ABOUT THIS EXERCISE
Give all of the data below again exactly, and drop the images.

WORKING DATA Start Marker

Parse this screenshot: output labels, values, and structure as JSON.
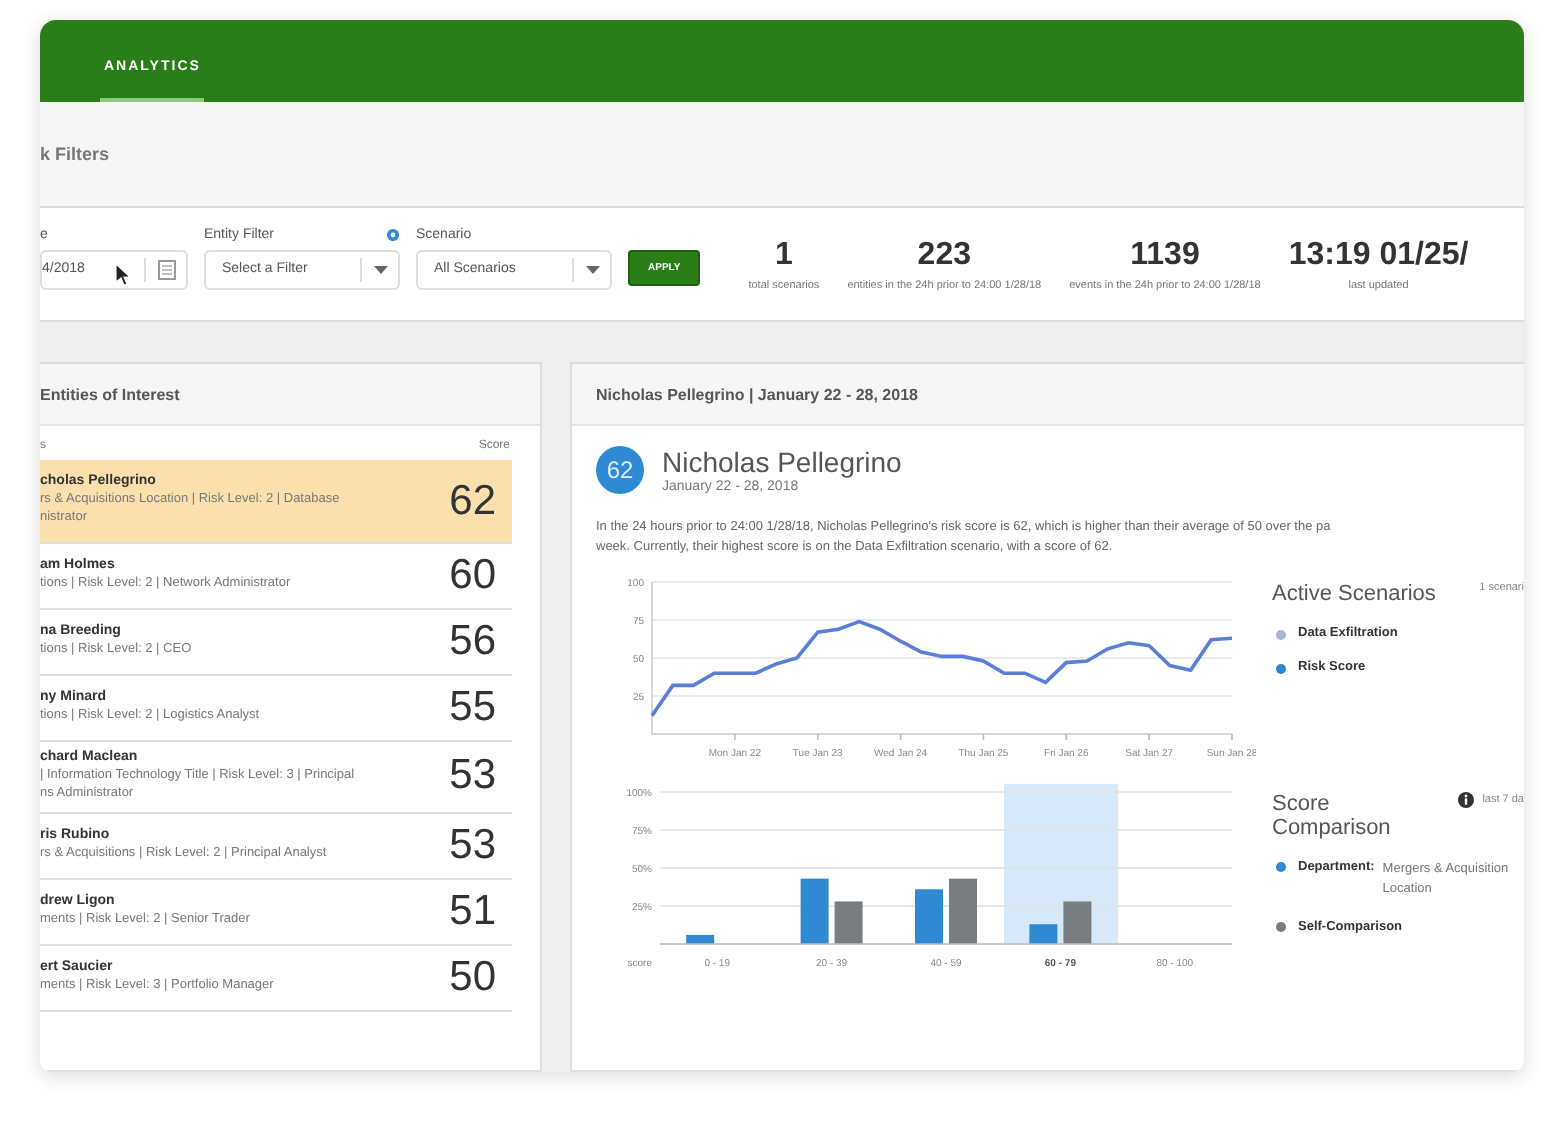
{
  "nav": {
    "tabs": [
      {
        "label": "ANALYTICS",
        "selected": true
      }
    ]
  },
  "filters": {
    "title": "k Filters",
    "date": {
      "label": "e",
      "value": "4/2018"
    },
    "entity_filter": {
      "label": "Entity Filter",
      "placeholder": "Select a Filter"
    },
    "scenario": {
      "label": "Scenario",
      "value": "All Scenarios"
    },
    "apply_button": "APPLY"
  },
  "stats": [
    {
      "value": "1",
      "caption": "total scenarios"
    },
    {
      "value": "223",
      "caption": "entities in the 24h prior to 24:00 1/28/18"
    },
    {
      "value": "1139",
      "caption": "events in the 24h prior to 24:00 1/28/18"
    },
    {
      "value": "13:19 01/25/",
      "caption": "last updated"
    }
  ],
  "entities": {
    "title": "Entities of Interest",
    "column_1": "s",
    "score_header": "Score",
    "rows": [
      {
        "name": "cholas Pellegrino",
        "detail_lines": [
          "rs & Acquisitions Location | Risk Level: 2 | Database",
          "nistrator"
        ],
        "score": "62",
        "selected": true
      },
      {
        "name": "am Holmes",
        "detail_lines": [
          "tions | Risk Level: 2 | Network Administrator"
        ],
        "score": "60",
        "selected": false
      },
      {
        "name": "na Breeding",
        "detail_lines": [
          "tions | Risk Level: 2 | CEO"
        ],
        "score": "56",
        "selected": false
      },
      {
        "name": "ny Minard",
        "detail_lines": [
          "tions | Risk Level: 2 | Logistics Analyst"
        ],
        "score": "55",
        "selected": false
      },
      {
        "name": "chard Maclean",
        "detail_lines": [
          "| Information Technology Title | Risk Level: 3 | Principal",
          "ns Administrator"
        ],
        "score": "53",
        "selected": false
      },
      {
        "name": "ris Rubino",
        "detail_lines": [
          "rs & Acquisitions | Risk Level: 2 | Principal Analyst"
        ],
        "score": "53",
        "selected": false
      },
      {
        "name": "drew Ligon",
        "detail_lines": [
          "ments | Risk Level: 2 | Senior Trader"
        ],
        "score": "51",
        "selected": false
      },
      {
        "name": "ert Saucier",
        "detail_lines": [
          "ments | Risk Level: 3 | Portfolio Manager"
        ],
        "score": "50",
        "selected": false
      }
    ]
  },
  "detail": {
    "header": "Nicholas Pellegrino | January 22 - 28, 2018",
    "badge": "62",
    "name": "Nicholas Pellegrino",
    "date": "January 22 - 28, 2018",
    "summary_lines": [
      "In the 24 hours prior to 24:00 1/28/18, Nicholas Pellegrino's risk score is 62, which is higher than their average of 50 over the pa",
      "week. Currently, their highest score is on the Data Exfiltration scenario, with a score of 62."
    ],
    "risk_chart": {
      "chart_data": {
        "type": "line",
        "grid": true,
        "ylim": [
          0,
          100
        ],
        "yticks": [
          25,
          50,
          75,
          100
        ],
        "categories": [
          null,
          null,
          null,
          null,
          "Mon Jan 22",
          null,
          null,
          null,
          "Tue Jan 23",
          null,
          null,
          null,
          "Wed Jan 24",
          null,
          null,
          null,
          "Thu Jan 25",
          null,
          null,
          null,
          "Fri Jan 26",
          null,
          null,
          null,
          "Sat Jan 27",
          null,
          null,
          null,
          "Sun Jan 28"
        ],
        "series": [
          {
            "color": "#5b7fd6",
            "values": [
              12,
              32,
              32,
              40,
              40,
              40,
              46,
              50,
              67,
              69,
              74,
              69,
              61,
              54,
              51,
              51,
              48,
              40,
              40,
              34,
              47,
              48,
              56,
              60,
              58,
              45,
              42,
              62,
              63
            ]
          }
        ]
      }
    },
    "active_scenarios": {
      "title": "Active Scenarios",
      "count": "1 scenari",
      "legend": [
        {
          "label": "Data Exfiltration",
          "color": "#a9b6d6"
        },
        {
          "label": "Risk Score",
          "color": "#2a86d1"
        }
      ]
    },
    "comparison_chart": {
      "chart_data": {
        "type": "bar",
        "grid": true,
        "xlabel": "score",
        "categories": [
          "0 - 19",
          "20 - 39",
          "40 - 59",
          "60 - 79",
          "80 - 100"
        ],
        "ylim": [
          0,
          100
        ],
        "yticks": [
          {
            "value": 25,
            "label": "25%"
          },
          {
            "value": 50,
            "label": "50%"
          },
          {
            "value": 75,
            "label": "75%"
          },
          {
            "value": 100,
            "label": "100%"
          }
        ],
        "series": [
          {
            "color": "#2f8ad3",
            "values": [
              6,
              43,
              36,
              13,
              null
            ]
          },
          {
            "color": "#7a7d80",
            "values": [
              null,
              28,
              43,
              28,
              null
            ]
          }
        ]
      },
      "score_ranges": [
        {
          "selected": false
        },
        {
          "selected": false
        },
        {
          "selected": false
        },
        {
          "selected": true
        },
        {
          "selected": false
        }
      ]
    },
    "score_comparison": {
      "title": "Score Comparison",
      "period": "last 7 da",
      "legend": [
        {
          "label": "Department:",
          "value_lines": [
            "Mergers & Acquisition",
            "Location"
          ],
          "color": "#2f8ad3"
        },
        {
          "label": "Self-Comparison",
          "color": "#7a7d80"
        }
      ]
    }
  }
}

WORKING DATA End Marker

EXERCISE RESULT
Parse this screenshot: output labels, values, and structure as JSON.
{
  "nav": {
    "tabs": [
      {
        "label": "ANALYTICS",
        "selected": true
      }
    ]
  },
  "filters": {
    "title": "k Filters",
    "date": {
      "label": "e",
      "value": "4/2018"
    },
    "entity_filter": {
      "label": "Entity Filter",
      "placeholder": "Select a Filter"
    },
    "scenario": {
      "label": "Scenario",
      "value": "All Scenarios"
    },
    "apply_button": "APPLY"
  },
  "stats": [
    {
      "value": "1",
      "caption": "total scenarios"
    },
    {
      "value": "223",
      "caption": "entities in the 24h prior to 24:00 1/28/18"
    },
    {
      "value": "1139",
      "caption": "events in the 24h prior to 24:00 1/28/18"
    },
    {
      "value": "13:19 01/25/",
      "caption": "last updated"
    }
  ],
  "entities": {
    "title": "Entities of Interest",
    "column_1": "s",
    "score_header": "Score",
    "rows": [
      {
        "name": "cholas Pellegrino",
        "detail_lines": [
          "rs & Acquisitions Location | Risk Level: 2 | Database",
          "nistrator"
        ],
        "score": "62",
        "selected": true
      },
      {
        "name": "am Holmes",
        "detail_lines": [
          "tions | Risk Level: 2 | Network Administrator"
        ],
        "score": "60",
        "selected": false
      },
      {
        "name": "na Breeding",
        "detail_lines": [
          "tions | Risk Level: 2 | CEO"
        ],
        "score": "56",
        "selected": false
      },
      {
        "name": "ny Minard",
        "detail_lines": [
          "tions | Risk Level: 2 | Logistics Analyst"
        ],
        "score": "55",
        "selected": false
      },
      {
        "name": "chard Maclean",
        "detail_lines": [
          "| Information Technology Title | Risk Level: 3 | Principal",
          "ns Administrator"
        ],
        "score": "53",
        "selected": false
      },
      {
        "name": "ris Rubino",
        "detail_lines": [
          "rs & Acquisitions | Risk Level: 2 | Principal Analyst"
        ],
        "score": "53",
        "selected": false
      },
      {
        "name": "drew Ligon",
        "detail_lines": [
          "ments | Risk Level: 2 | Senior Trader"
        ],
        "score": "51",
        "selected": false
      },
      {
        "name": "ert Saucier",
        "detail_lines": [
          "ments | Risk Level: 3 | Portfolio Manager"
        ],
        "score": "50",
        "selected": false
      }
    ]
  },
  "detail": {
    "header": "Nicholas Pellegrino | January 22 - 28, 2018",
    "badge": "62",
    "name": "Nicholas Pellegrino",
    "date": "January 22 - 28, 2018",
    "summary_lines": [
      "In the 24 hours prior to 24:00 1/28/18, Nicholas Pellegrino's risk score is 62, which is higher than their average of 50 over the pa",
      "week. Currently, their highest score is on the Data Exfiltration scenario, with a score of 62."
    ],
    "risk_chart": {
      "chart_data": {
        "type": "line",
        "grid": true,
        "ylim": [
          0,
          100
        ],
        "yticks": [
          25,
          50,
          75,
          100
        ],
        "categories": [
          null,
          null,
          null,
          null,
          "Mon Jan 22",
          null,
          null,
          null,
          "Tue Jan 23",
          null,
          null,
          null,
          "Wed Jan 24",
          null,
          null,
          null,
          "Thu Jan 25",
          null,
          null,
          null,
          "Fri Jan 26",
          null,
          null,
          null,
          "Sat Jan 27",
          null,
          null,
          null,
          "Sun Jan 28"
        ],
        "series": [
          {
            "color": "#5b7fd6",
            "values": [
              12,
              32,
              32,
              40,
              40,
              40,
              46,
              50,
              67,
              69,
              74,
              69,
              61,
              54,
              51,
              51,
              48,
              40,
              40,
              34,
              47,
              48,
              56,
              60,
              58,
              45,
              42,
              62,
              63
            ]
          }
        ]
      }
    },
    "active_scenarios": {
      "title": "Active Scenarios",
      "count": "1 scenari",
      "legend": [
        {
          "label": "Data Exfiltration",
          "color": "#a9b6d6"
        },
        {
          "label": "Risk Score",
          "color": "#2a86d1"
        }
      ]
    },
    "comparison_chart": {
      "chart_data": {
        "type": "bar",
        "grid": true,
        "xlabel": "score",
        "categories": [
          "0 - 19",
          "20 - 39",
          "40 - 59",
          "60 - 79",
          "80 - 100"
        ],
        "ylim": [
          0,
          100
        ],
        "yticks": [
          {
            "value": 25,
            "label": "25%"
          },
          {
            "value": 50,
            "label": "50%"
          },
          {
            "value": 75,
            "label": "75%"
          },
          {
            "value": 100,
            "label": "100%"
          }
        ],
        "series": [
          {
            "color": "#2f8ad3",
            "values": [
              6,
              43,
              36,
              13,
              null
            ]
          },
          {
            "color": "#7a7d80",
            "values": [
              null,
              28,
              43,
              28,
              null
            ]
          }
        ]
      },
      "score_ranges": [
        {
          "selected": false
        },
        {
          "selected": false
        },
        {
          "selected": false
        },
        {
          "selected": true
        },
        {
          "selected": false
        }
      ]
    },
    "score_comparison": {
      "title": "Score Comparison",
      "period": "last 7 da",
      "legend": [
        {
          "label": "Department:",
          "value_lines": [
            "Mergers & Acquisition",
            "Location"
          ],
          "color": "#2f8ad3"
        },
        {
          "label": "Self-Comparison",
          "color": "#7a7d80"
        }
      ]
    }
  }
}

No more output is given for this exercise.